Yesterday, Facebook lifted a ban on videos that depicted people getting beheaded. One specific video was that of a woman being gruesomely beheaded in Mexico by a man wearing a hood. Facebook implemented a ban of beheadings in May. However, the woman being beheaded reappeared yesterday after the company decided to – quite foolishly – get rid of the policy that did not allow for such dehumanizing acts to be posted online.

This raises an extremely serious question: why would Facebook make such a poor and unethical decision to lift this ban? After all, beheading is not just gruesome, but is one of the most dehumanizing ways to be murdered. I see it that way, because the murderer is taking the person’s head – the place where, as we all know, we think and we feel – and viciously ripping it from the body. This is the work of barbaric human beings – thus, there is no justification in allowing such content to be uploaded to the social media site. In some cases, religious or spiritual people believe the head is the location of the soul. Regardless of that, i.e., the religious and spiritual beliefs surrounding the head, we all recognize it is an epistemologically sacrosanct part of the body.
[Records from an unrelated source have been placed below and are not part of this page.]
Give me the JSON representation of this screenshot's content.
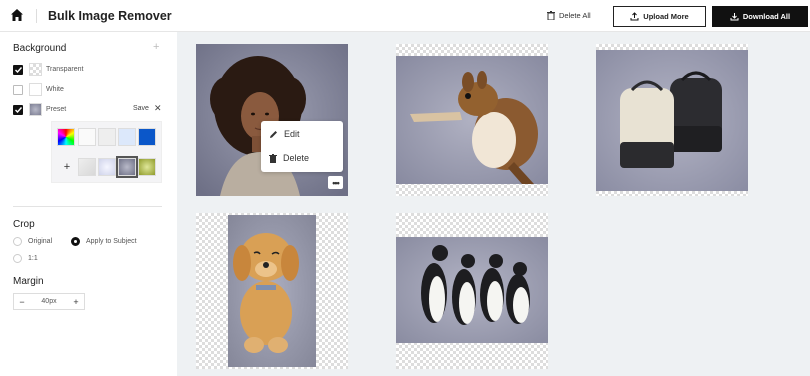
{
  "header": {
    "title": "Bulk Image Remover",
    "delete_all": "Delete All",
    "upload_more": "Upload More",
    "download_all": "Download All"
  },
  "sidebar": {
    "background": {
      "title": "Background",
      "add": "+",
      "options": [
        {
          "label": "Transparent",
          "checked": true
        },
        {
          "label": "White",
          "checked": false
        },
        {
          "label": "Preset",
          "checked": true
        }
      ],
      "save": "Save",
      "close": "✕",
      "palette_add": "+"
    },
    "crop": {
      "title": "Crop",
      "options": [
        {
          "label": "Original",
          "selected": false
        },
        {
          "label": "Apply to Subject",
          "selected": true
        },
        {
          "label": "1:1",
          "selected": false
        }
      ]
    },
    "margin": {
      "title": "Margin",
      "minus": "−",
      "value": "40px",
      "plus": "+"
    }
  },
  "context_menu": {
    "items": [
      {
        "label": "Edit",
        "icon": "pencil-icon"
      },
      {
        "label": "Delete",
        "icon": "trash-icon"
      }
    ],
    "more": "•••"
  },
  "cards": [
    {
      "subject": "girl-portrait"
    },
    {
      "subject": "squirrel"
    },
    {
      "subject": "backpacks"
    },
    {
      "subject": "puppy"
    },
    {
      "subject": "penguins"
    }
  ],
  "colors": {
    "accent": "#111111",
    "preset_bg": "#8e90a6",
    "main_bg": "#eef1f3"
  }
}
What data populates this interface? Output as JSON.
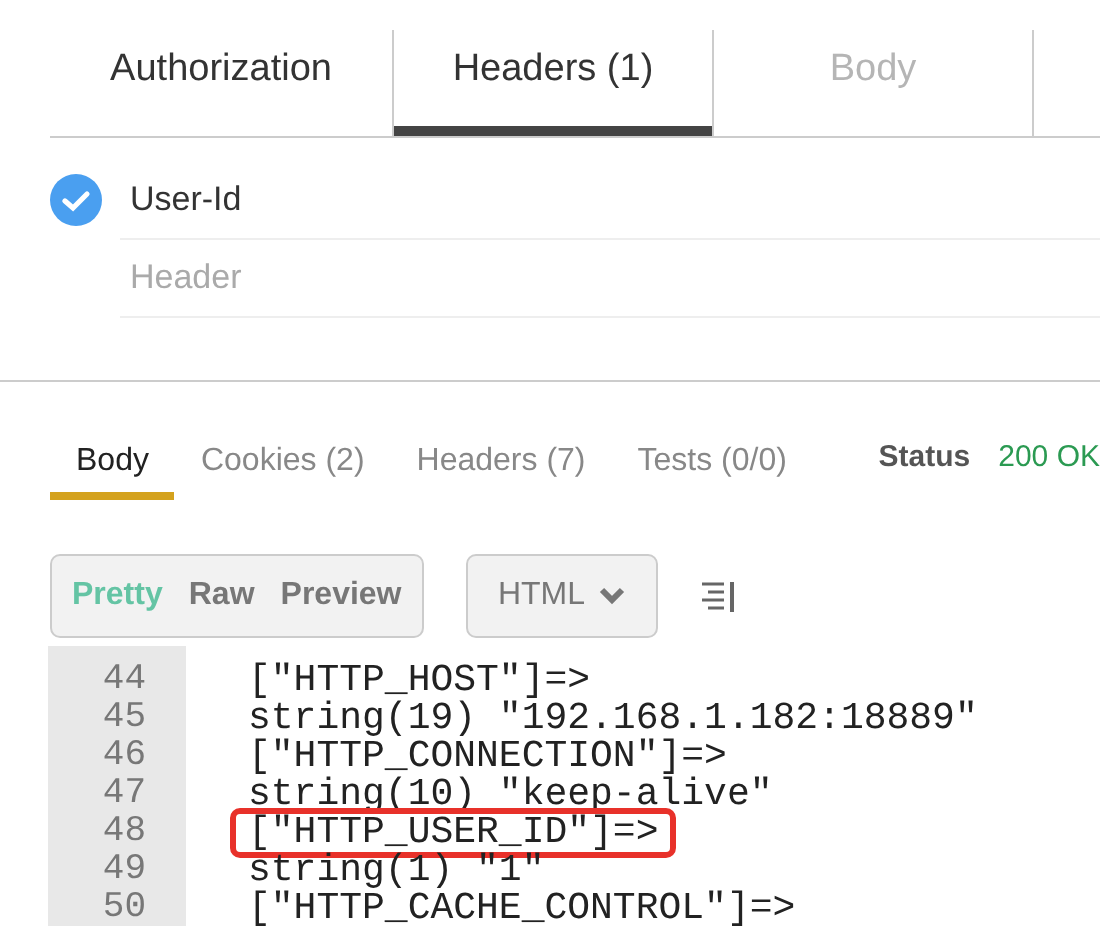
{
  "request_tabs": [
    {
      "label": "Authorization",
      "selected": false,
      "disabled": false
    },
    {
      "label": "Headers (1)",
      "selected": true,
      "disabled": false
    },
    {
      "label": "Body",
      "selected": false,
      "disabled": true
    }
  ],
  "headers": {
    "rows": [
      {
        "key": "User-Id",
        "checked": true
      }
    ],
    "placeholder": "Header"
  },
  "response_tabs": [
    {
      "label": "Body",
      "selected": true
    },
    {
      "label": "Cookies (2)",
      "selected": false
    },
    {
      "label": "Headers (7)",
      "selected": false
    },
    {
      "label": "Tests (0/0)",
      "selected": false
    }
  ],
  "status": {
    "label": "Status",
    "value": "200 OK"
  },
  "view_modes": [
    {
      "label": "Pretty",
      "selected": true
    },
    {
      "label": "Raw",
      "selected": false
    },
    {
      "label": "Preview",
      "selected": false
    }
  ],
  "format": "HTML",
  "code": [
    {
      "number": "44",
      "text": "[\"HTTP_HOST\"]=>",
      "highlighted": false
    },
    {
      "number": "45",
      "text": "string(19) \"192.168.1.182:18889\"",
      "highlighted": false
    },
    {
      "number": "46",
      "text": "[\"HTTP_CONNECTION\"]=>",
      "highlighted": false
    },
    {
      "number": "47",
      "text": "string(10) \"keep-alive\"",
      "highlighted": false
    },
    {
      "number": "48",
      "text": "[\"HTTP_USER_ID\"]=>",
      "highlighted": true
    },
    {
      "number": "49",
      "text": "string(1) \"1\"",
      "highlighted": false
    },
    {
      "number": "50",
      "text": "[\"HTTP_CACHE_CONTROL\"]=>",
      "highlighted": false
    }
  ]
}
It comes at an especially odd moment for the company, too. Just last week they changed their policy for younger users, something I wrote about here. It had been policy that if you were under the age of 18, you could not post things publicly. Instead, Facebook users between the ages of 13 and 17 could only share things with friends, friends of friends, and customized groups (these groups were oftentimes labeled as ‘family’). But, as already mentioned, that all changed on October 16th. And less than a week later, the company lifts a ban on videos that depict people getting beheaded?

Even more disturbing, citing the BBC, reporter Adam Withnall wrote, “The ban had followed reports that young people could suffer long term psychological damage if they are exposed to extreme images at an early stage in their lives.”

Prime Minister David Cameron blasted the company for lifting the ban. He was not alone. Social media platforms lit up with angry remarks and outrage. In a word, Facebook was condemned from all corners of the web, and rightly so.

The company responded almost immediately. As Al-Jazeera reported today, the company reversed its policy and has actually decided to strengthen bans on graphic images.